After many years of speculation about climate change, it is a reality and something we cannot ignore any longer. It is wreaking havoc, as evidenced by the heatwave that has been experienced in parts of South Africa in the past month. Predicted years ago by scientists, climate change has set in in earnest and we have little option but to adapt to the ever-changing weather patterns.
Two years ago, with El Niño, there were unprecedented dry conditions in eight provinces, which destroyed crops and led to the loss of livestock, severely affecting the economy.
The drought left many South Africans wondering whether we were not heading for the doomsday prediction of a semi-desert.
Around the globe, hot days are getting hotter and more frequent and we’re experiencing fewer cold days. Over the past decade, daily record high temperatures have occurred twice as often as record lows, up from a near 1:1 ratio in the 1950s. Heat waves are becoming more common, especially in the United States, although in many parts of that country, the 1930s still holds the record for number of heat waves.
By mid-century, if greenhouse gas emissions are not significantly curtailed, scientists expect 20 record highs for every record low. In parts of the southern hemisphere, the frequency of days above 40°C could triple to more than 75 days a year.
Although Chad is considered to be one of the countries worst affected by climate change in Africa, it is by no means alone. A study by the Brookings Institute found that the continent is home to seven out of 10 countries projected to be hardest hit: Sierra Leone, South Sudan, Nigeria, Chad, Ethiopia, the Central African Republic and Eritrea.
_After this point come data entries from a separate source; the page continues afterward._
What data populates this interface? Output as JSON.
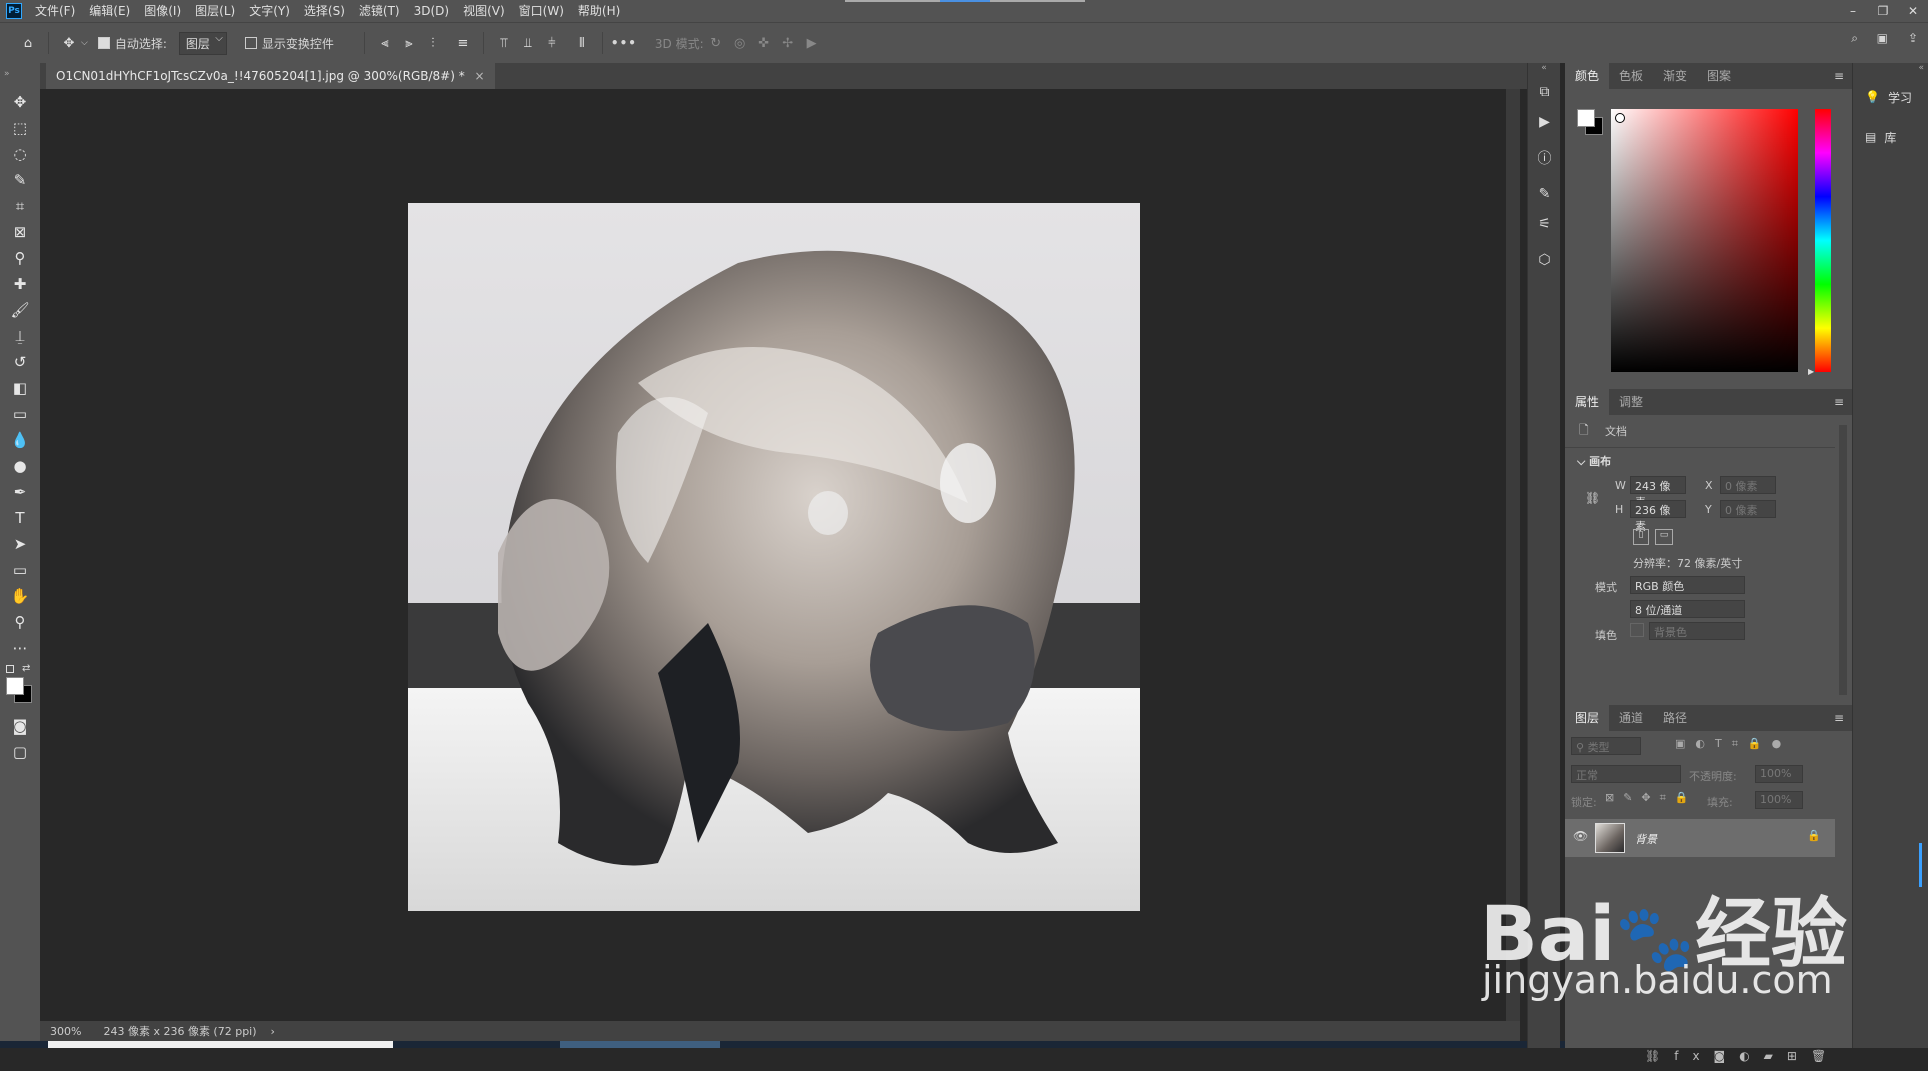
{
  "app": {
    "logo": "Ps"
  },
  "menu": [
    "文件(F)",
    "编辑(E)",
    "图像(I)",
    "图层(L)",
    "文字(Y)",
    "选择(S)",
    "滤镜(T)",
    "3D(D)",
    "视图(V)",
    "窗口(W)",
    "帮助(H)"
  ],
  "options": {
    "auto_select_label": "自动选择:",
    "auto_select_value": "图层",
    "show_transform_label": "显示变换控件",
    "mode_3d_label": "3D 模式:",
    "more": "•••"
  },
  "document": {
    "tab_title": "O1CN01dHYhCF1oJTcsCZv0a_!!47605204[1].jpg @ 300%(RGB/8#) *",
    "tab_close": "×"
  },
  "status": {
    "zoom": "300%",
    "info": "243 像素 x 236 像素 (72 ppi)",
    "arrow": "›"
  },
  "color_panel": {
    "tabs": [
      "颜色",
      "色板",
      "渐变",
      "图案"
    ]
  },
  "properties_panel": {
    "tabs": [
      "属性",
      "调整"
    ],
    "doc_label": "文档",
    "section": "画布",
    "w_label": "W",
    "w_value": "243 像素",
    "h_label": "H",
    "h_value": "236 像素",
    "x_label": "X",
    "x_value": "0 像素",
    "y_label": "Y",
    "y_value": "0 像素",
    "resolution": "分辨率：72 像素/英寸",
    "mode_label": "模式",
    "mode_value": "RGB 颜色",
    "depth_value": "8 位/通道",
    "fill_label": "填色",
    "fill_value": "背景色"
  },
  "layers_panel": {
    "tabs": [
      "图层",
      "通道",
      "路径"
    ],
    "filter_placeholder": "类型",
    "blend_value": "正常",
    "opacity_label": "不透明度:",
    "opacity_value": "100%",
    "lock_label": "锁定:",
    "fill_label": "填充:",
    "fill_value": "100%",
    "layer_name": "背景"
  },
  "far_strip": {
    "learn": "学习",
    "library": "库"
  },
  "watermark": {
    "brand": "Bai",
    "brand2": "经验",
    "url": "jingyan.baidu.com"
  }
}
People around the world look forward to warm temperatures and outdoor activity, but the summer heat can turn deadly when those temperatures soar well above the norm and stay high for days on end.
Blistering temperatures, coupled with high humidity, can stress people’s systems to the limit and cause death. Drinking plenty of water and avoiding outdoor activities during the hottest part of the day are two simple ways to keep safe during a heat wave.
High humidity and elevated night temperatures appear to be key ingredients in causing heat-related illness and mortality. Heat stress occurs when the body is unable to cool itself effectively. Normally, the body can cool itself by sweating but, when the humidity is high, sweat does not evaporate quickly, potentially leading to heat stroke. When there’s no break from the heat at night, it can cause discomfort and lead to health problems, especially for the poor and elderly.
Hotter temperatures and heavier rainfall mean malaria, one of the continent’s biggest killers, will also spread to new areas, including the Lowveld in South Africa, Ethiopia, Kenya, Rwanda and Burundi.
The true economic effect of climate change is hard to predict, save to say that many key economic sectors, from fishing to energy and water utilities, will feel the long-term effects. From warming seas, which encourages the proliferation of non-native species that affect fishing industries, to rising temperatures, which affects energy usage around the world, our shifting global climate will force many industries to move quickly to adapt to change.
Even recreation and tourism industries are weather-dependent, with planning based on historical weather patterns, which climate change will disrupt. As we move into an era in which the effects of climate are all around us, adapting to these changes quickly will be crucial for all sectors of the global economy.
Climate change and global warming are already beginning to transform life on Earth. Without action, climate change threatens to damage our world. But by rallying people around the world to be a part of the solution, together we have the power to limit the effects of climate change.
The author is content producer for the SA department of water and sanitation.